User avatar
SantaFeJoe
Forum Contributor
Posts: 6395
Joined: 28 Jan 2012
Member #:01817
Larry Shuman wrote:
..... Nikon has confirmed to me that the raw file will use all the presets and apply them to the shot. I have seen this personally while shooting my D810/600mmF:4 G VR. .....


Not according to this:


https://www.nikonusa.com/en/learn-and-explore/a/products-and-innovation/nikon-electronic-format-nef.html

Joe
Learn the rules like a pro, so you can break them like an artist.  -Pablo Picasso
 

by E.J. Peiker on Mon Jan 07, 2019 12:37 pm
User avatar
E.J. Peiker
Senior Technical Editor
Posts: 83022
Joined: 16 Aug 2003
Location: Arizona
Member #:00002
Larry Shuman wrote:
..... Nikon has confirmed to me that the raw file will use all the presets and apply them to the shot. I have seen this personally while shooting my D810/600mmF:4 G VR. .....


That isn't actually true UNLESS you are using Nikon's own software for RAW conversion.  Nikon is probably the most myopic company you will ever run across.  The thought that somebody would use software other than their own RAW converter doesn't even occur to them.  The Nikon converter reads the picture style preset and applies it automatically; however, in the software, you can turn that off and get back to the RAW file that the actual sensor captured without the in-camera "cooking" of the image.
 

by Larry Shuman on Mon Jan 07, 2019 12:46 pm
Larry Shuman
Forum Contributor
Posts: 410
Joined: 25 Nov 2009
Joe
I saw this happen last spring while I was shooting a eagles nest. I have my D810 set to #9 in sharpening and I saw extremely sharp shots on my preview. When I download the camera I saw the same exact same sharpening in the shot on my 20" screen. Saturday a friend just received his new D500 and was setting up the menus. He set the sharpening to #9. After he shot a flying Ring-billed Gull I heard him exclaim WOW when looked at his shot. He saw the same perfect sharpness when he downloaded the shots. I don't know what you call this but it sure looks like the raw file is reading the presets..
 

by Larry Shuman on Mon Jan 07, 2019 12:51 pm
Larry Shuman
Forum Contributor
Posts: 410
Joined: 25 Nov 2009
E.J. Peiker wrote:
Larry Shuman wrote:
..... Nikon has confirmed to me that the raw file will use all the presets and apply them to the shot. I have seen this personally while shooting my D810/600mmF:4 G VR. .....

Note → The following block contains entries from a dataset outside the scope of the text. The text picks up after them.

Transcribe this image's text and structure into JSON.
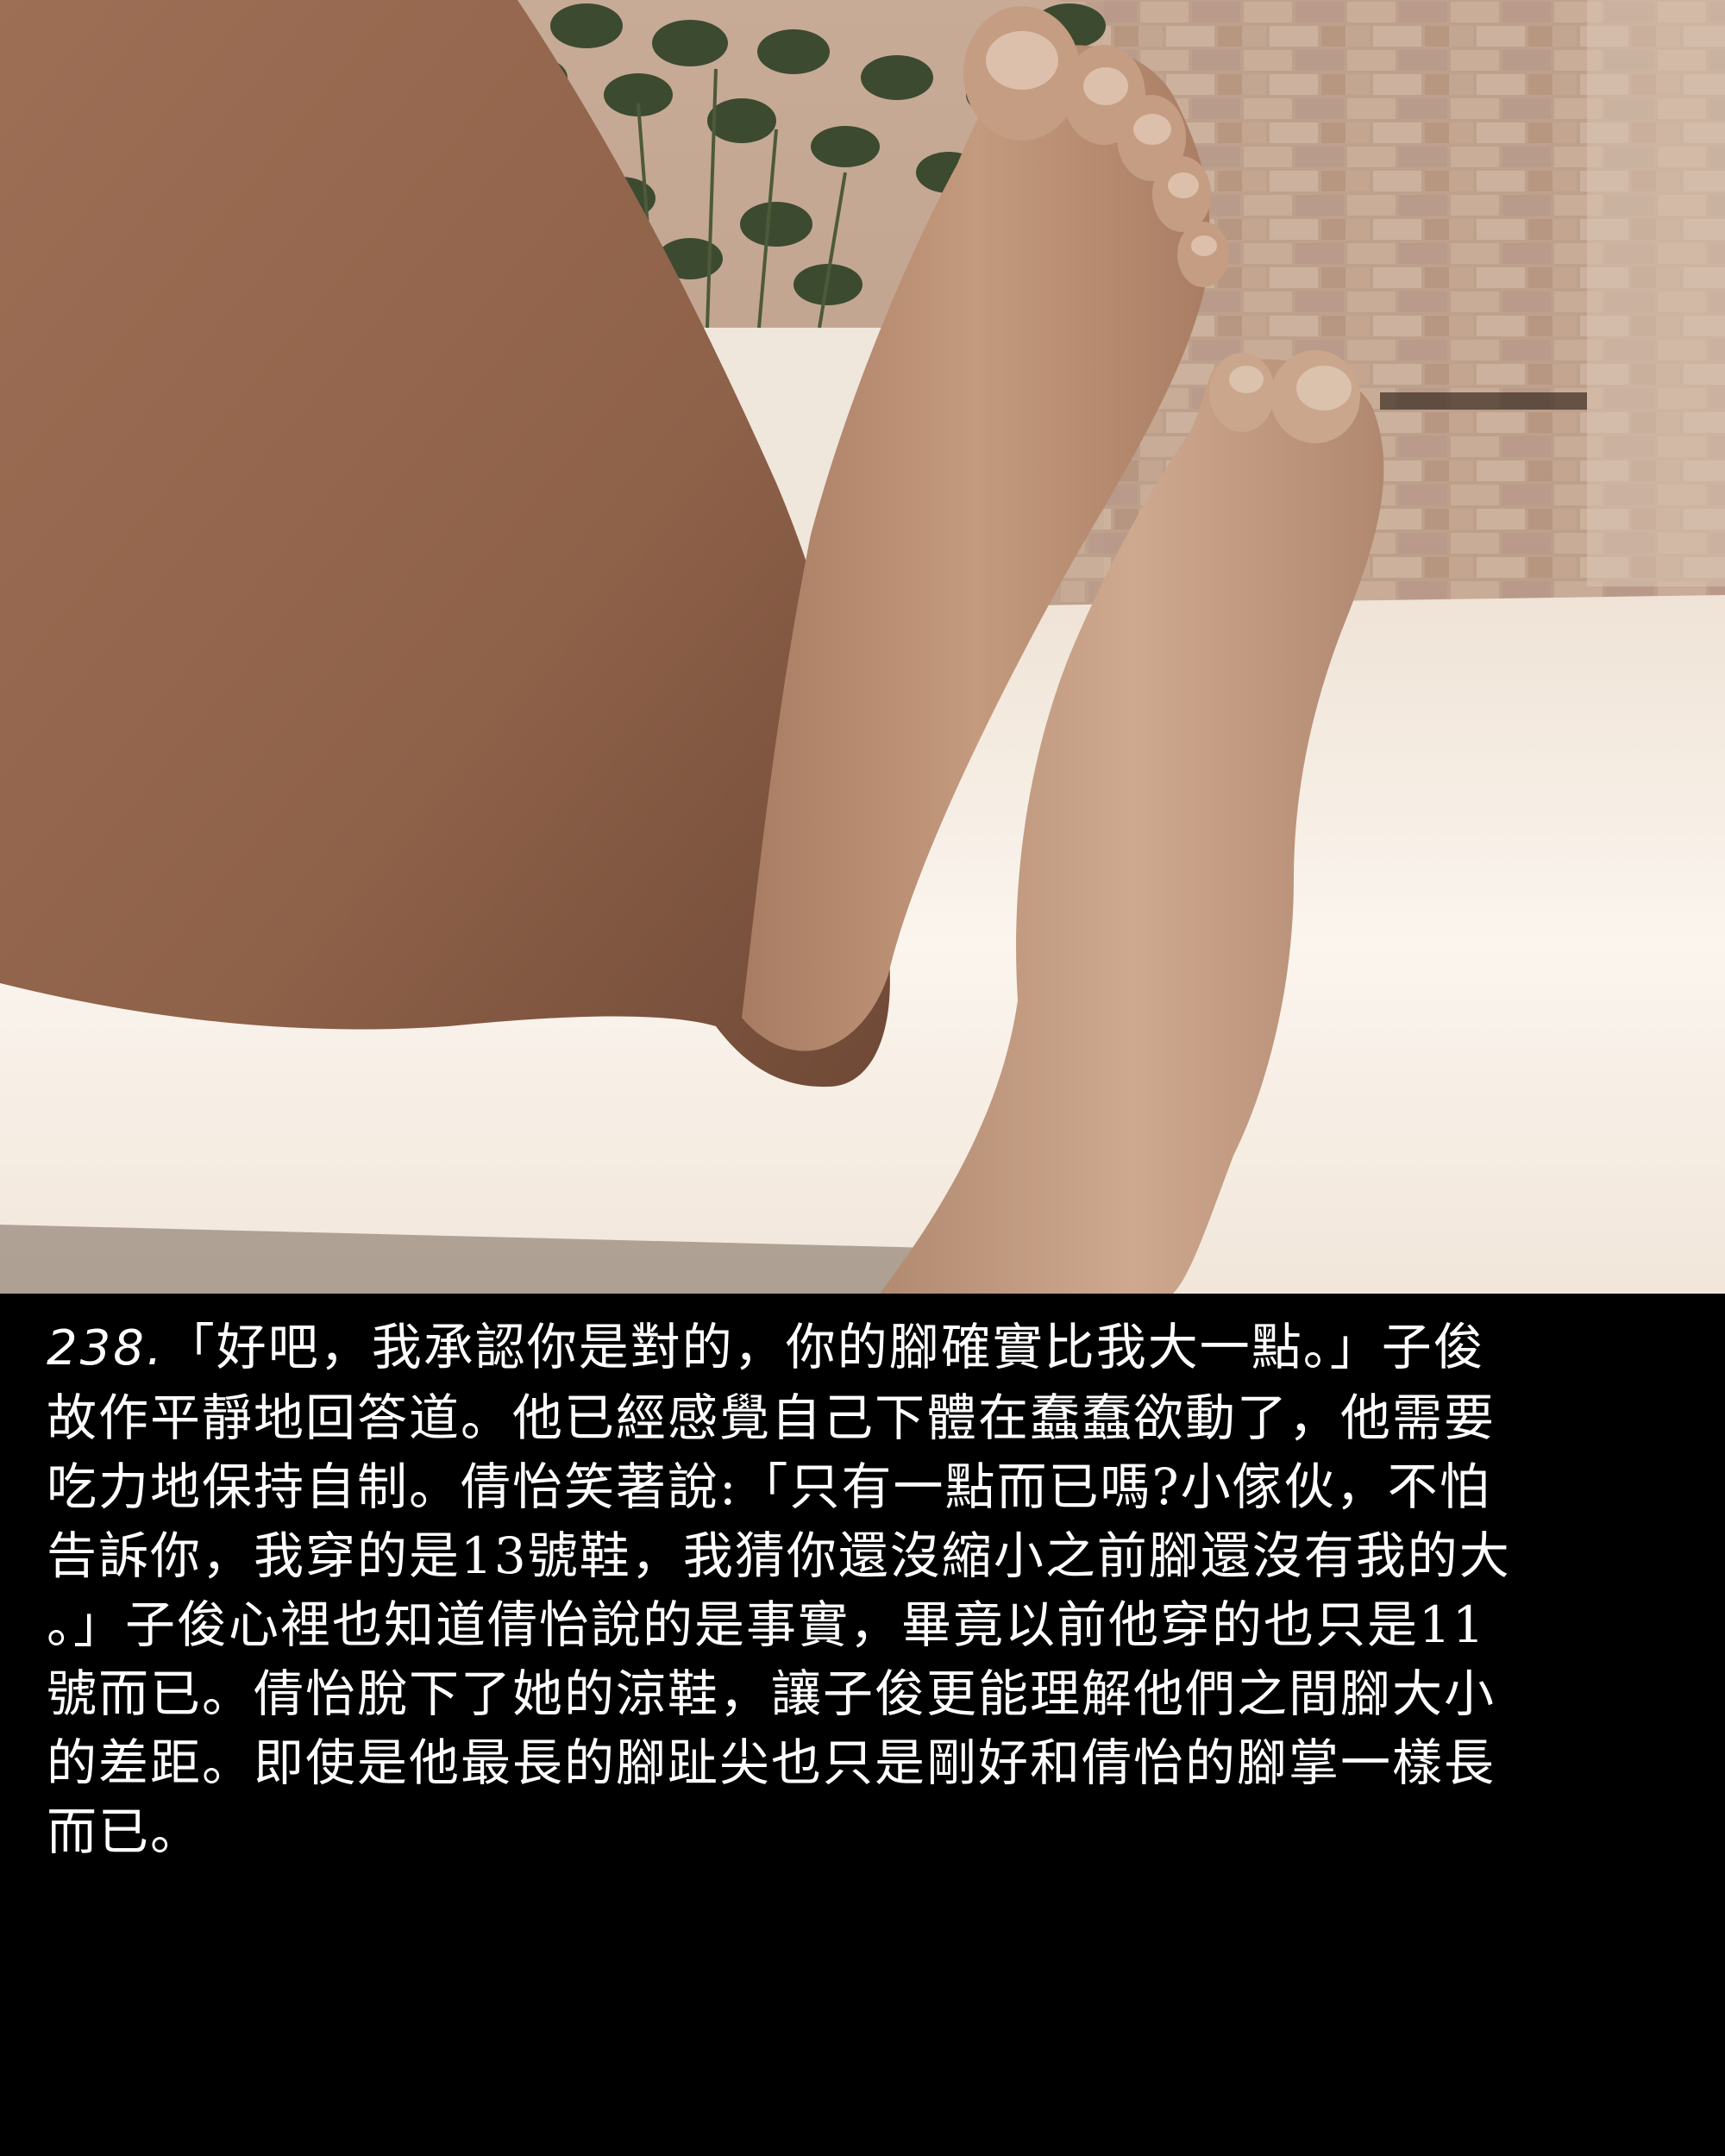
{
  "panel": {
    "number": "238.",
    "lines": [
      "「好吧，我承認你是對的，你的腳確實比我大一點。」子俊",
      "故作平靜地回答道。他已經感覺自己下體在蠢蠢欲動了，他需要",
      "吃力地保持自制。倩怡笑著說:「只有一點而已嗎?小傢伙，不怕",
      "告訴你，我穿的是13號鞋，我猜你還沒縮小之前腳還沒有我的大",
      "。」子俊心裡也知道倩怡說的是事實，畢竟以前他穿的也只是11",
      "號而已。倩怡脫下了她的涼鞋，讓子俊更能理解他們之間腳大小",
      "的差距。即使是他最長的腳趾尖也只是剛好和倩怡的腳掌一樣長",
      "而已。"
    ]
  },
  "colors": {
    "caption_background": "#000000",
    "caption_text": "#ffffff",
    "skin": "#b98e72",
    "brick": "#b89a86",
    "table": "#f4ece2"
  }
}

That isn't actually true UNLESS you are using Nikon's own software for RAW conversion.  Nikon is probably the most myopic company you will ever run across.  The thought that somebody would use software other than their own RAW converter doesn't even occur to them.  The Nikon converter reads the picture style preset and applies it automatically; however, in the software, you can turn that off and get back to the RAW file that the actual sensor captured without the in-camera "cooking" of the image.

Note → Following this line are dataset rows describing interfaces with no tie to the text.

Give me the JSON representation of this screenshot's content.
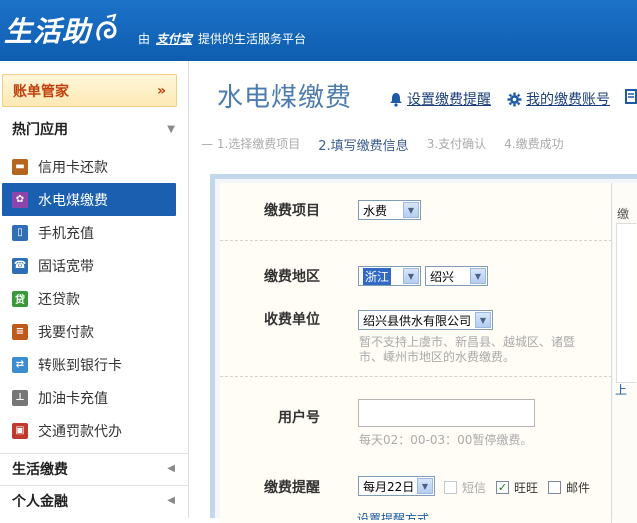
{
  "header": {
    "logo_text": "生活助",
    "slogan_prefix": "由",
    "slogan_brand": "支付宝",
    "slogan_suffix": "提供的生活服务平台"
  },
  "sidebar": {
    "bill_manager": "账单管家",
    "bill_manager_chevron": "»",
    "hot_apps": "热门应用",
    "items": [
      {
        "label": "信用卡还款",
        "icon": "credit-card-icon",
        "color": "#b5651d"
      },
      {
        "label": "水电煤缴费",
        "icon": "utility-icon",
        "color": "#8e44ad"
      },
      {
        "label": "手机充值",
        "icon": "mobile-phone-icon",
        "color": "#2f6fb5"
      },
      {
        "label": "固话宽带",
        "icon": "landline-icon",
        "color": "#2f6fb5"
      },
      {
        "label": "还贷款",
        "icon": "loan-icon",
        "color": "#3a9a3a"
      },
      {
        "label": "我要付款",
        "icon": "payment-icon",
        "color": "#c0581c"
      },
      {
        "label": "转账到银行卡",
        "icon": "bank-transfer-icon",
        "color": "#3c8dd0"
      },
      {
        "label": "加油卡充值",
        "icon": "fuel-card-icon",
        "color": "#777777"
      },
      {
        "label": "交通罚款代办",
        "icon": "traffic-fine-icon",
        "color": "#c0392b"
      }
    ],
    "life_payment": "生活缴费",
    "personal_finance": "个人金融"
  },
  "main": {
    "title": "水电煤缴费",
    "links": {
      "reminder": "设置缴费提醒",
      "my_account": "我的缴费账号"
    },
    "steps": [
      "1.选择缴费项目",
      "2.填写缴费信息",
      "3.支付确认",
      "4.缴费成功"
    ],
    "form": {
      "item_label": "缴费项目",
      "item_value": "水费",
      "region_label": "缴费地区",
      "province_value": "浙江",
      "city_value": "绍兴",
      "unit_label": "收费单位",
      "unit_value": "绍兴县供水有限公司",
      "unit_hint": "暂不支持上虞市、新昌县、越城区、诸暨市、嵊州市地区的水费缴费。",
      "user_label": "用户号",
      "user_value": "",
      "user_hint": "每天02：00-03：00暂停缴费。",
      "remind_label": "缴费提醒",
      "remind_value": "每月22日",
      "sms": "短信",
      "wangwang": "旺旺",
      "email": "邮件",
      "remind_link": "设置提醒方式"
    },
    "side_text": "缴",
    "side_link": "上"
  }
}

I am using Nikon Transfer 2 to download the camera and CS6 standalone for PP
 

by John Labrenz on Mon Jan 07, 2019 5:57 pm
User avatar
John Labrenz
Moderator
Posts: 14946
Joined: 13 Nov 2008
Location: Canada
Member #:01304
two keystrokes in PS

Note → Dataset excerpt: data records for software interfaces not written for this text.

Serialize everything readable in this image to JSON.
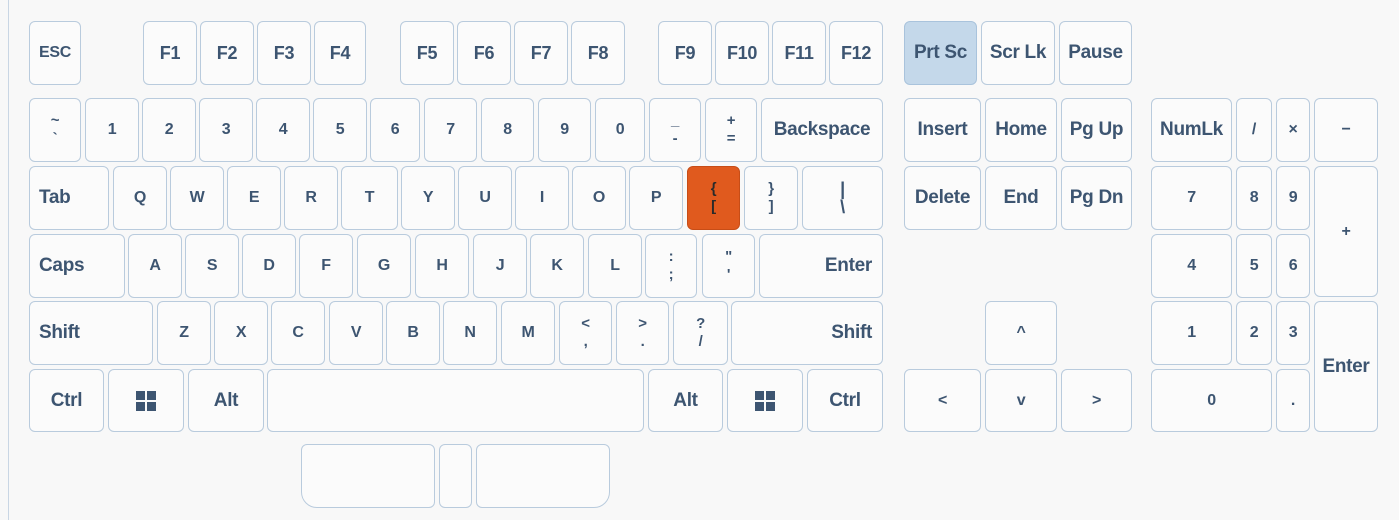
{
  "function_row": {
    "esc": "ESC",
    "f1": "F1",
    "f2": "F2",
    "f3": "F3",
    "f4": "F4",
    "f5": "F5",
    "f6": "F6",
    "f7": "F7",
    "f8": "F8",
    "f9": "F9",
    "f10": "F10",
    "f11": "F11",
    "f12": "F12",
    "prtsc": "Prt Sc",
    "scrlk": "Scr Lk",
    "pause": "Pause"
  },
  "number_row": {
    "tilde_top": "~",
    "tilde_bottom": "`",
    "k1": "1",
    "k2": "2",
    "k3": "3",
    "k4": "4",
    "k5": "5",
    "k6": "6",
    "k7": "7",
    "k8": "8",
    "k9": "9",
    "k0": "0",
    "minus_top": "_",
    "minus_bottom": "-",
    "equal_top": "+",
    "equal_bottom": "=",
    "backspace": "Backspace"
  },
  "top_row": {
    "tab": "Tab",
    "q": "Q",
    "w": "W",
    "e": "E",
    "r": "R",
    "t": "T",
    "y": "Y",
    "u": "U",
    "i": "I",
    "o": "O",
    "p": "P",
    "lbracket_top": "{",
    "lbracket_bottom": "[",
    "rbracket_top": "}",
    "rbracket_bottom": "]",
    "backslash_top": "|",
    "backslash_bottom": "\\"
  },
  "home_row": {
    "caps": "Caps",
    "a": "A",
    "s": "S",
    "d": "D",
    "f": "F",
    "g": "G",
    "h": "H",
    "j": "J",
    "k": "K",
    "l": "L",
    "semicolon_top": ":",
    "semicolon_bottom": ";",
    "quote_top": "\"",
    "quote_bottom": "'",
    "enter": "Enter"
  },
  "bottom_row": {
    "lshift": "Shift",
    "z": "Z",
    "x": "X",
    "c": "C",
    "v": "V",
    "b": "B",
    "n": "N",
    "m": "M",
    "comma_top": "<",
    "comma_bottom": ",",
    "period_top": ">",
    "period_bottom": ".",
    "slash_top": "?",
    "slash_bottom": "/",
    "rshift": "Shift"
  },
  "space_row": {
    "lctrl": "Ctrl",
    "lalt": "Alt",
    "ralt": "Alt",
    "rctrl": "Ctrl",
    "space": ""
  },
  "nav_cluster": {
    "insert": "Insert",
    "home": "Home",
    "pgup": "Pg Up",
    "delete": "Delete",
    "end": "End",
    "pgdn": "Pg Dn",
    "up": "^",
    "left": "<",
    "down": "v",
    "right": ">"
  },
  "numpad": {
    "numlk": "NumLk",
    "divide": "/",
    "multiply": "×",
    "minus": "−",
    "n7": "7",
    "n8": "8",
    "n9": "9",
    "plus": "+",
    "n4": "4",
    "n5": "5",
    "n6": "6",
    "n1": "1",
    "n2": "2",
    "n3": "3",
    "enter": "Enter",
    "n0": "0",
    "decimal": "."
  },
  "state": {
    "highlighted_key": "Prt Sc",
    "active_key": "{ ["
  },
  "colors": {
    "key_border": "#b9cbdd",
    "key_text": "#3d5571",
    "highlight": "#c4d8ea",
    "active": "#e05a1e"
  }
}
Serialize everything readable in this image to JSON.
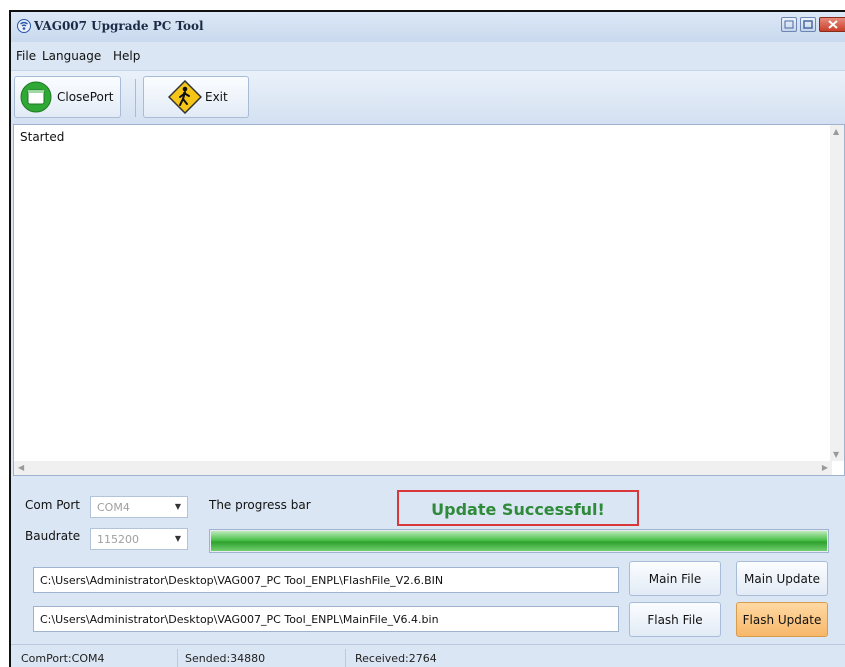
{
  "window": {
    "title": "VAG007 Upgrade PC Tool"
  },
  "menu": [
    "File",
    "Language",
    "Help"
  ],
  "toolbar": {
    "close_port_label": "ClosePort",
    "exit_label": "Exit"
  },
  "log": {
    "text": "Started"
  },
  "settings": {
    "com_port_label": "Com Port",
    "com_port_value": "COM4",
    "baudrate_label": "Baudrate",
    "baudrate_value": "115200"
  },
  "progress": {
    "label": "The progress bar",
    "value": 1.0,
    "message": "Update Successful!"
  },
  "files": {
    "flash_path": "C:\\Users\\Administrator\\Desktop\\VAG007_PC Tool_ENPL\\FlashFile_V2.6.BIN",
    "main_path": "C:\\Users\\Administrator\\Desktop\\VAG007_PC Tool_ENPL\\MainFile_V6.4.bin"
  },
  "buttons": {
    "main_file": "Main File",
    "main_update": "Main Update",
    "flash_file": "Flash File",
    "flash_update": "Flash Update"
  },
  "status": {
    "comport": "ComPort:COM4",
    "sended": "Sended:34880",
    "received": "Received:2764"
  },
  "colors": {
    "success_text": "#2f8a3a",
    "success_border": "#d9383a",
    "progress_fill": "#3fb53f",
    "flash_update_bg": "#f7b86a"
  },
  "icons": {
    "app": "signal-icon",
    "close_port": "window-icon",
    "exit": "pedestrian-warning-icon"
  }
}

Image
 

Display posts from previous:  Sort by:  
25 posts | 
  

Powered by phpBB® Forum Software © phpBB Group